**Record excerpts**:
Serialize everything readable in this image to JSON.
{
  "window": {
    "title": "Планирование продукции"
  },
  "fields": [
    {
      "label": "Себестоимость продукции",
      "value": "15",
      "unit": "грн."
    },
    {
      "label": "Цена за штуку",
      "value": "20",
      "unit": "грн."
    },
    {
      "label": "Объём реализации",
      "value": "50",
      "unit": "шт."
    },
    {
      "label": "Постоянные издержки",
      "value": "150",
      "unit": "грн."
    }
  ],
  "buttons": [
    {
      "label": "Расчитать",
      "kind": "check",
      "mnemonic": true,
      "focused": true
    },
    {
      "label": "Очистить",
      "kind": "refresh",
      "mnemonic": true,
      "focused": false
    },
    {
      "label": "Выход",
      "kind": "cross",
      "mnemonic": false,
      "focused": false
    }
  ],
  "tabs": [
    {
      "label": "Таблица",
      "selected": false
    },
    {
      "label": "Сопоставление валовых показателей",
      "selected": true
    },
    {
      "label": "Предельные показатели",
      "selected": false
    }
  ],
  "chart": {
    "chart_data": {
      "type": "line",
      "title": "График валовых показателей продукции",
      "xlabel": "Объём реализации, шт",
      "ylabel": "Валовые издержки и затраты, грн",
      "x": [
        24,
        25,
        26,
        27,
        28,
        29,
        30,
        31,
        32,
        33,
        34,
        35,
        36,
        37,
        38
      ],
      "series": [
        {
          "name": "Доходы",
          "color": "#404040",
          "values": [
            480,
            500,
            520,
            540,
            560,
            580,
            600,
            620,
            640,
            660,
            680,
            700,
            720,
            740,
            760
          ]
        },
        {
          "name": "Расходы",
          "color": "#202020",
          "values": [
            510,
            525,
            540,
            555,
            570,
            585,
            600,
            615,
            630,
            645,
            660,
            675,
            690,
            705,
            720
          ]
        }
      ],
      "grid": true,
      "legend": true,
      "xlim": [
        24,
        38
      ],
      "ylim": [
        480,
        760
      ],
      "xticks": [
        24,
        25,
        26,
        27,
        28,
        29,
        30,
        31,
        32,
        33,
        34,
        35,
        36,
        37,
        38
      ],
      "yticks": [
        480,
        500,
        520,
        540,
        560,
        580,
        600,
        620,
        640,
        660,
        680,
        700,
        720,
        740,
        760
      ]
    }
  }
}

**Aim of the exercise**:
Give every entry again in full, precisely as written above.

**Solution to the problem**:
Serialize everything readable in this image to JSON.
{
  "window": {
    "title": "Планирование продукции"
  },
  "fields": [
    {
      "label": "Себестоимость продукции",
      "value": "15",
      "unit": "грн."
    },
    {
      "label": "Цена за штуку",
      "value": "20",
      "unit": "грн."
    },
    {
      "label": "Объём реализации",
      "value": "50",
      "unit": "шт."
    },
    {
      "label": "Постоянные издержки",
      "value": "150",
      "unit": "грн."
    }
  ],
  "buttons": [
    {
      "label": "Расчитать",
      "kind": "check",
      "mnemonic": true,
      "focused": true
    },
    {
      "label": "Очистить",
      "kind": "refresh",
      "mnemonic": true,
      "focused": false
    },
    {
      "label": "Выход",
      "kind": "cross",
      "mnemonic": false,
      "focused": false
    }
  ],
  "tabs": [
    {
      "label": "Таблица",
      "selected": false
    },
    {
      "label": "Сопоставление валовых показателей",
      "selected": true
    },
    {
      "label": "Предельные показатели",
      "selected": false
    }
  ],
  "chart": {
    "chart_data": {
      "type": "line",
      "title": "График валовых показателей продукции",
      "xlabel": "Объём реализации, шт",
      "ylabel": "Валовые издержки и затраты, грн",
      "x": [
        24,
        25,
        26,
        27,
        28,
        29,
        30,
        31,
        32,
        33,
        34,
        35,
        36,
        37,
        38
      ],
      "series": [
        {
          "name": "Доходы",
          "color": "#404040",
          "values": [
            480,
            500,
            520,
            540,
            560,
            580,
            600,
            620,
            640,
            660,
            680,
            700,
            720,
            740,
            760
          ]
        },
        {
          "name": "Расходы",
          "color": "#202020",
          "values": [
            510,
            525,
            540,
            555,
            570,
            585,
            600,
            615,
            630,
            645,
            660,
            675,
            690,
            705,
            720
          ]
        }
      ],
      "grid": true,
      "legend": true,
      "xlim": [
        24,
        38
      ],
      "ylim": [
        480,
        760
      ],
      "xticks": [
        24,
        25,
        26,
        27,
        28,
        29,
        30,
        31,
        32,
        33,
        34,
        35,
        36,
        37,
        38
      ],
      "yticks": [
        480,
        500,
        520,
        540,
        560,
        580,
        600,
        620,
        640,
        660,
        680,
        700,
        720,
        740,
        760
      ]
    }
  }
}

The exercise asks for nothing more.